Headwall Photonics’ Hyperspec SWIR spectral imaging instrumentation was used by archeologists from the Israel Antiquities Authority to analyse five lines of text found on an ancient shard of pottery which dates back 3,000 years. The inscribed pottery chard, known as an ostracon, was scanned and imaged using the high spectral resolution Hyperspec SWIR sensor, which provides spectral imaging capabilities in the range of 1,000 to 2,500nm.

In collaboration with archaeologists from the Israel Antiquities Authority and Foundation Stone, a non-profit organisation supporting the archeological dig, Headwall application engineers conducted multiple hyperspectral scans of the ostracon which resulted in the identification of new text symbols that will assist the project team in efforts to decipher the text appearing on the pottery shard. Hyperspectral images, which yield information about the chemical composition of an object or scene, allow researchers to analyse information which may not be visible to the naked eye.
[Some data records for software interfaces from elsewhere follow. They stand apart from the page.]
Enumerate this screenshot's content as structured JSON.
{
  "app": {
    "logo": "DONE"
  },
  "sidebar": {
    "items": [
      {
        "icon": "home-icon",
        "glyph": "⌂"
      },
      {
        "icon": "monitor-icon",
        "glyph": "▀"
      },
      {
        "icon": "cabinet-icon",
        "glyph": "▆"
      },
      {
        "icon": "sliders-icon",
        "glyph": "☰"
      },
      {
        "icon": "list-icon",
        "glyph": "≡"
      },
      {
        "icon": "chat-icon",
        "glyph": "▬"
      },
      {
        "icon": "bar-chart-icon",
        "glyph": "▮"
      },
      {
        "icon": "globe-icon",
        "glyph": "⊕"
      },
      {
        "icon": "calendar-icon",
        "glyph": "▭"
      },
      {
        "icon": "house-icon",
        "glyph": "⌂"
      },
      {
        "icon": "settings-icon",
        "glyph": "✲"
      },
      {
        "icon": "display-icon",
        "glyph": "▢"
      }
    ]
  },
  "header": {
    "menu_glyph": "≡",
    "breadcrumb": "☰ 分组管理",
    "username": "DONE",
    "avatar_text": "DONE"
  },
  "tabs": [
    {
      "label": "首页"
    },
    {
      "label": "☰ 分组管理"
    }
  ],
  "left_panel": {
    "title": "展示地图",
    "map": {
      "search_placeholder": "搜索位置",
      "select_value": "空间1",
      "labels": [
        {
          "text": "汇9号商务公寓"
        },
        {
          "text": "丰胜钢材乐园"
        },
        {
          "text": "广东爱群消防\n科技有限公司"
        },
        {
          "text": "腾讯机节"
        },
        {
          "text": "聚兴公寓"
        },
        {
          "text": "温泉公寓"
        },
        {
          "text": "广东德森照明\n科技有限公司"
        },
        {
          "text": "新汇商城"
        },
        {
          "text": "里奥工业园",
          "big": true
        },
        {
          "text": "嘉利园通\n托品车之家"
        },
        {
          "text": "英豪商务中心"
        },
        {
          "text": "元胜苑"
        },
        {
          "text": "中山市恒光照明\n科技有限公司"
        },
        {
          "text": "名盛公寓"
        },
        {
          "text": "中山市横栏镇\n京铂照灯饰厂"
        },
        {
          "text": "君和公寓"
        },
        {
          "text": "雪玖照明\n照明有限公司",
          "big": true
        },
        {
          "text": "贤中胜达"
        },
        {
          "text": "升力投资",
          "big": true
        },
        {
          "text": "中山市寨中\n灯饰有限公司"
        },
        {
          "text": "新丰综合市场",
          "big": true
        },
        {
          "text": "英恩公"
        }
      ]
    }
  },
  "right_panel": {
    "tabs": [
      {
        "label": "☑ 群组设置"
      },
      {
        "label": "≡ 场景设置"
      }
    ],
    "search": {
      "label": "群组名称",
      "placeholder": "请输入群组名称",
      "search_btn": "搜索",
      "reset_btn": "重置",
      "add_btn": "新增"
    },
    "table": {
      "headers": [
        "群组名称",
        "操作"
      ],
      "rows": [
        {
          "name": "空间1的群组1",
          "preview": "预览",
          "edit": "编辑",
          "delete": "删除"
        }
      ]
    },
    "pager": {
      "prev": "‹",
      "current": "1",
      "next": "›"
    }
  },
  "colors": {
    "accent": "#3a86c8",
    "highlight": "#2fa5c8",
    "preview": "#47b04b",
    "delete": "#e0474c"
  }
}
Carbon dating of the ostracon reveals the artifact is approximately 1,000 years older than the famous Dead Sea Scrolls. Saar Ganor, an archaeologist with the Israel Antiquities Authority, said: ‘With such an important historical artifact, it is critical to deploy non-destructive analytical techniques such as hyperspectral imaging.’